If you’re looking for a local food fix, these options are also sure to satisfy any cravings:
- Quan Dau Bac
- Morning Glory Restaurant
- Bánh mì Phượng (made famous by Anthony Bourdain’s No Reservations – expect long queues!)
- Streets Restaurant Cafe (this social enterprise undergoes amazing work with vulnerable, disadvantaged youths)
- Pho Xua
What to do:
– Ditch the stereotypical scooter for a regular old pedal bike and cycle around the city. Taking a bicycle will allow you to explore at your own pace while taking in more sights further out of the city. Cycle to Cam Kim for a more rural experience and to enjoy the greenery of rice paddies, or venture to Tra Que vegetable village to see a local farming area. Most hotels have free bicycles available for guests. When it comes to exploring the Ancient Town, however, we recommend you do so on foot so that you can easily pop in and out of shops and cafes and take your time admiring the heritage architecture.
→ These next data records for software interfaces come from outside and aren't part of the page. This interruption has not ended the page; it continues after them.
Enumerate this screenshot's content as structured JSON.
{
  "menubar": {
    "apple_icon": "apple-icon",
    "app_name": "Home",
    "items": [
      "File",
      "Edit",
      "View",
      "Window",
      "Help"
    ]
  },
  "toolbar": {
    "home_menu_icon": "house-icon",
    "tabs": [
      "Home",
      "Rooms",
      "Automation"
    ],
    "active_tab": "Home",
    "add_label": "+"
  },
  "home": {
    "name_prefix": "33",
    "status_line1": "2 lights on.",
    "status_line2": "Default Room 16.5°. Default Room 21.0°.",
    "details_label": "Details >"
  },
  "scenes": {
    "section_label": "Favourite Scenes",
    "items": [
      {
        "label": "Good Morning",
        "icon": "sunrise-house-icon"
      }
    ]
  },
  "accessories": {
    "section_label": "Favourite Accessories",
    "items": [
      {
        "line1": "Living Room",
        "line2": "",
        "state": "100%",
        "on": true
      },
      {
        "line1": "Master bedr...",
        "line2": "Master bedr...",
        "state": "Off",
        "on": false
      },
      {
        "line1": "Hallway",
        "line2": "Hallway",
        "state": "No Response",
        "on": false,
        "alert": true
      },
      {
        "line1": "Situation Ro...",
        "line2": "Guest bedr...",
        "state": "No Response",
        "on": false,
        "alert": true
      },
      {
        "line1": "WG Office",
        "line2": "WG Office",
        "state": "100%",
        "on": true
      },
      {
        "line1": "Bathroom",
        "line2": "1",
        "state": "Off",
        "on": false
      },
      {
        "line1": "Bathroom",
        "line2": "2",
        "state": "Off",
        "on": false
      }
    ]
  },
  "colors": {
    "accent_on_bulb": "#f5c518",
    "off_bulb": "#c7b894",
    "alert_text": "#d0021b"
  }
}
– Cycling tours and food tours (including cooking classes) are very popular in Hoi An, but there’s one sure-fire way to make your friends on the ‘Gram jealous. Hone your photography skills and sightsee at the same time by taking a photo tour. Check out www.hoianphototour.com for more information.
– The highly photographed Japanese Covered Bridge is a must-see attraction. Originally constructed in the 1590s by the Japanese community (hence the name), it provided a link to the Chinese area on the other side of the water. The wooden bridge features carvings and an information room explaining the history and construction of the bridge.
– There are plenty of art galleries to choose from in Hoi An, if you’re looking to admire the work of local artists or buy something special to hang on your wall when you get home. March Gallery is one of our favourites. With contemporary art, limited edition prints and unique jewellery pieces, the gallery also hosts regular events so make sure you check their website to see if there’s anything on while you’re visiting.
– We also love Hay Hay, a gallery which will create custom prints based on their artwork, allowing you to choose the shape, size and colour scheme that suits you. If photography is more your vibe, then visit Rehahn Gallery. The French photographer’s portraits are particularly beautiful.
– On any day of the week, SUNDAY is our go-to choice to browse for home decor in Hoi An. Stocking beautiful ceramics, furniture, baskets, textiles, as well as clothing and accessories, we recommend leaving some space in your luggage for the gorgeous goods you’ll pick up here. The light and airy shop also has a small bar at the back serving signature cocktails to truly enhance your shopping experience.
All images credited to Amy Russell